If It’s Too Bad To Be True, It Probably Is
Sometimes you meet a person and your heart instantly bursts wide open. And here you were, thinking you would never be able to love again. And all you can do is uncontrollably laugh at yourself.
And, among all the love, all your pain, grief and fear start treacherously crawling to the surface as well. They weren’t welcome, but still showed up like an underdressed guest to a fancy party. I guess that’s why they call it lovesick.
Everything may be going great in your new relationship. But you’re bewildered, in excruciating pain, and, seemingly, for no reason.
It almost feels like there is a broken record playing in your head on repeat:
“I can’t trust,” “I can’t let myself go through the pain of loss again,” “This time I definitely won’t survive it.”
Even if loss is nowhere in sight, your body remembers the prior instances of brutal heartache. Fear grows. Survival becomes the only concern of your scattered mind as it takes your unassuming body along for this evil ride, shutting it down and tensing it up: “Just in case we get viciously attacked we’ll need all the saved up resources,” it reasons.
The waiting game begins — waiting of the end.
“If it’s too good to be true it probably is,” you tell yourself.
“Maybe it’s best if I end it first?”
“Maybe it will hurt less this way?”
“It will definitely hurt less this way!” you mutter deliriously in incoherent delusion.
But you don’t quite have the heart to end it yet. So you stay, but it’s no longer the old loving you that stays. At this point you’re pretty much a shell, a meager semblance of a person. Your inner landscape is now harsh — comprised of sharp thorny edges of scratchy defense mechanisms.
Yet, you relentlessly pretend to be the old loving version of yourself — putting a wide smile on your face, saying kind words.
But you’re no longer kind.
And then comes that dreadfully anticipated moment when the object of your affection doesn’t meet a need of yours in some way. Does something you don’t like. And it scares you. Deeply.
“If they did this what else are they capable of?” your mind asks.
“It’s time to act now!” it screams.
“We have to strike first, we can’t let them get away with that!”
And so you run or fight or shut them out or ghost. And push away the very person you now love the most. Because you can’t tolerate all the pain their, otherwise liberating, presence awakens in you.
And then you quietly return to the mundane pointlessness of your loveless existence, as denial pulls its seemingly see through, yet profoundly suffocating, veil over your disoriented consciousness, meticulously ensuring no remnants of awareness are left uncovered, reminiscing about how good that love was and that you would never be able to love again. Not this much anyway.
Love and fear.
We often forget we can’t fully embrace the former without first courageously facing the latter.

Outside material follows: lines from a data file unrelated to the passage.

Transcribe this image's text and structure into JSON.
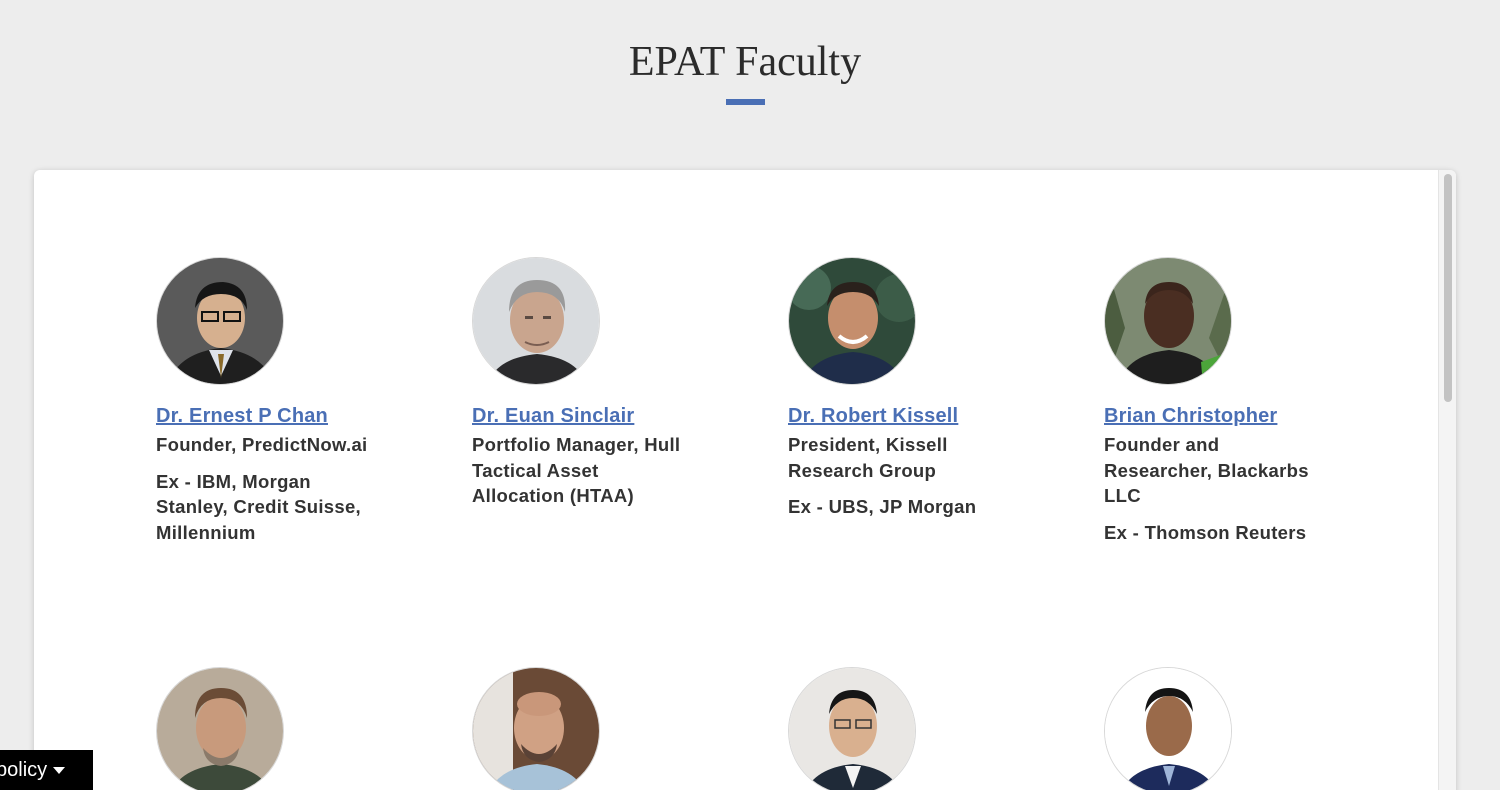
{
  "section": {
    "title": "EPAT Faculty",
    "accent_color": "#4a6fb5"
  },
  "faculty": [
    {
      "name": "Dr. Ernest P Chan",
      "role": "Founder, PredictNow.ai",
      "ex": "Ex - IBM, Morgan Stanley, Credit Suisse, Millennium",
      "photo": "portrait-photo"
    },
    {
      "name": "Dr. Euan Sinclair",
      "role": "Portfolio Manager, Hull Tactical Asset Allocation (HTAA)",
      "ex": "",
      "photo": "portrait-photo"
    },
    {
      "name": "Dr. Robert Kissell",
      "role": "President, Kissell Research Group",
      "ex": "Ex - UBS, JP Morgan",
      "photo": "portrait-photo"
    },
    {
      "name": "Brian Christopher",
      "role": "Founder and Researcher, Blackarbs LLC",
      "ex": "Ex - Thomson Reuters",
      "photo": "portrait-photo"
    },
    {
      "name": "",
      "role": "",
      "ex": "",
      "photo": "portrait-photo"
    },
    {
      "name": "",
      "role": "",
      "ex": "",
      "photo": "portrait-photo"
    },
    {
      "name": "",
      "role": "",
      "ex": "",
      "photo": "portrait-photo"
    },
    {
      "name": "",
      "role": "",
      "ex": "",
      "photo": "portrait-photo"
    }
  ],
  "cookie_policy": {
    "label": "policy",
    "icon": "caret-down-icon"
  }
}
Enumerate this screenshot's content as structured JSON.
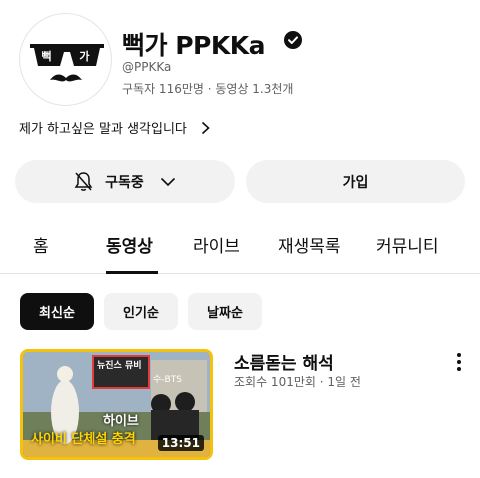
{
  "channel": {
    "name": "뻑가 PPKKa",
    "handle": "@PPKKa",
    "stats": "구독자 116만명 · 동영상 1.3천개",
    "description": "제가 하고싶은 말과 생각입니다",
    "avatar_text": "뻑 가"
  },
  "buttons": {
    "subscribe_label": "구독중",
    "join_label": "가입"
  },
  "tabs": [
    {
      "label": "홈"
    },
    {
      "label": "동영상"
    },
    {
      "label": "라이브"
    },
    {
      "label": "재생목록"
    },
    {
      "label": "커뮤니티"
    }
  ],
  "active_tab": "동영상",
  "chips": [
    {
      "label": "최신순"
    },
    {
      "label": "인기순"
    },
    {
      "label": "날짜순"
    }
  ],
  "video": {
    "title": "소름돋는 해석",
    "meta": "조회수 101만회 · 1일 전",
    "duration": "13:51",
    "thumb_texts": [
      "뉴진스 뮤비",
      "수-BTS",
      "하이브",
      "사이비 단체설 충격"
    ]
  },
  "colors": {
    "accent": "#f4c20d",
    "chip_active": "#0f0f0f",
    "button_bg": "#f2f2f2",
    "muted_text": "#606060"
  },
  "icons": [
    "verified-badge-icon",
    "chevron-right-icon",
    "bell-off-icon",
    "chevron-down-icon",
    "more-vert-icon"
  ]
}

And that until the deepest pain inside our heart is felt, honored and understood, we, sadly, will never muster the valiant capacity to reside solely in the glorious kingdom of love for any prolonged period of time, if any at all.
True love is a high frequency. And one needs a strong operating system, a solid bandwidth and, perhaps, a few upgrades to tolerate this blissfully royal voltage. Getting there is a messy process.
But it’s so worth it.